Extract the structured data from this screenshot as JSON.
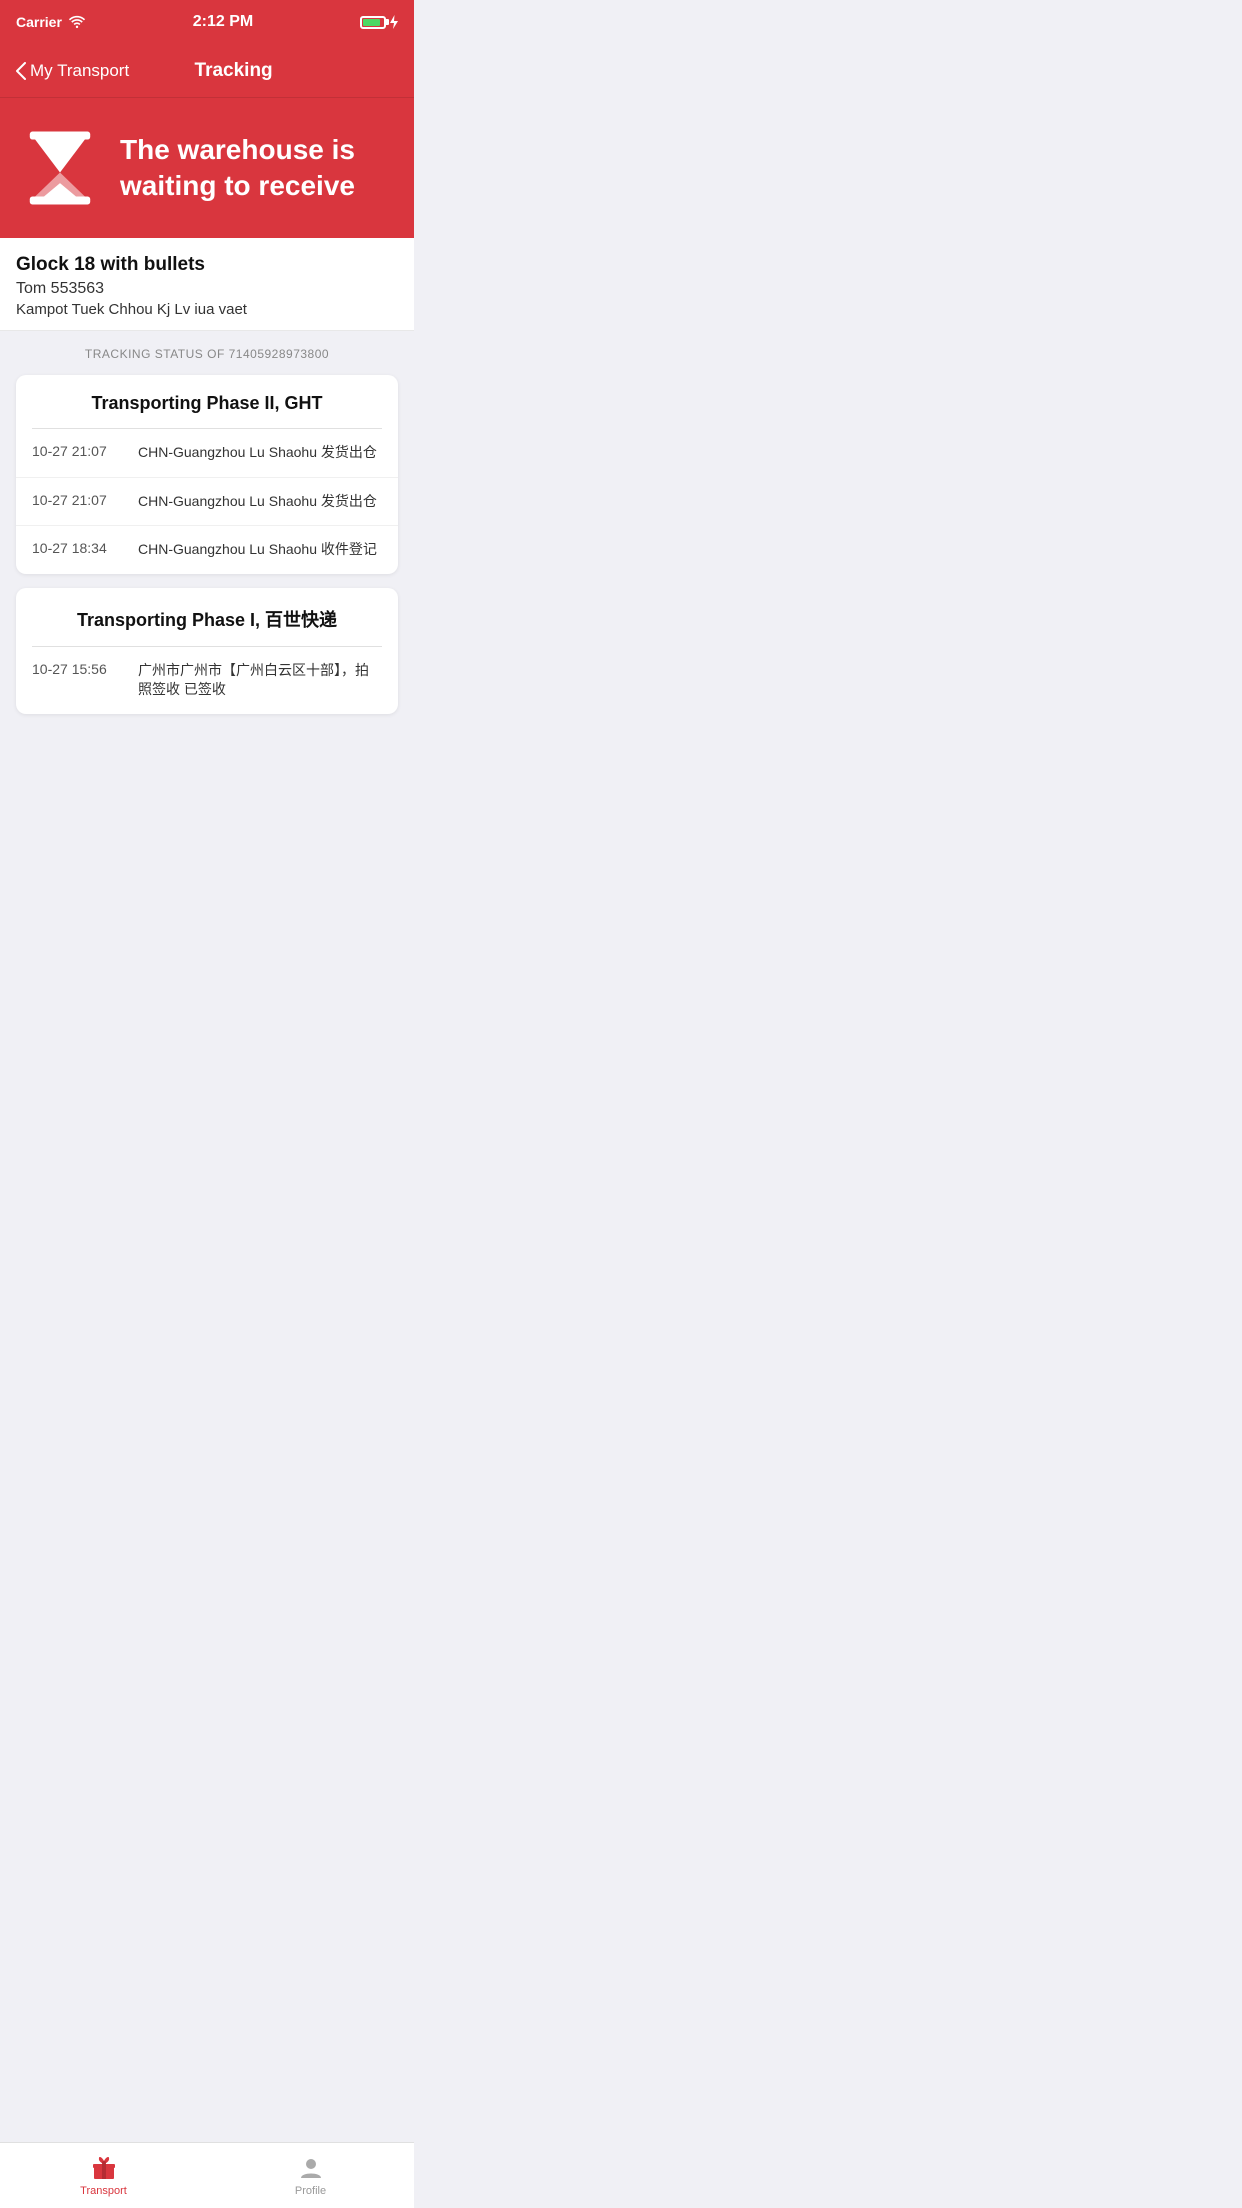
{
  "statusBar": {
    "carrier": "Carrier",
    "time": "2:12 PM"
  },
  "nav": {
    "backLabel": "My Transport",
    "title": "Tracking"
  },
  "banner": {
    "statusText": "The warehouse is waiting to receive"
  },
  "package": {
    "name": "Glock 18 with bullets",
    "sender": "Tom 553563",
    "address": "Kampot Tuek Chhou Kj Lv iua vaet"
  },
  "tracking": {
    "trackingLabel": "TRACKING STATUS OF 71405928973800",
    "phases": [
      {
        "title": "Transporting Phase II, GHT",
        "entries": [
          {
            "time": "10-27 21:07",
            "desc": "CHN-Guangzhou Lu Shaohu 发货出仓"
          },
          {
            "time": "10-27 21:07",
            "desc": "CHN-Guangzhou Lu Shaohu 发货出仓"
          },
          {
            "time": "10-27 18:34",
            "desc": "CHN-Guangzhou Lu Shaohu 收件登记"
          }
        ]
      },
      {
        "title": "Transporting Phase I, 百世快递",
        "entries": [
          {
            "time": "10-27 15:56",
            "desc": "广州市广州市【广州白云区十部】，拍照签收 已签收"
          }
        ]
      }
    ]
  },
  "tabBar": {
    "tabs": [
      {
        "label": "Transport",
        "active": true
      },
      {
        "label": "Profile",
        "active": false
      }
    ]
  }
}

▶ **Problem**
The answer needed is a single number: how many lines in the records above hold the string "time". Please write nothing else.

▶ **Solution for this task**
5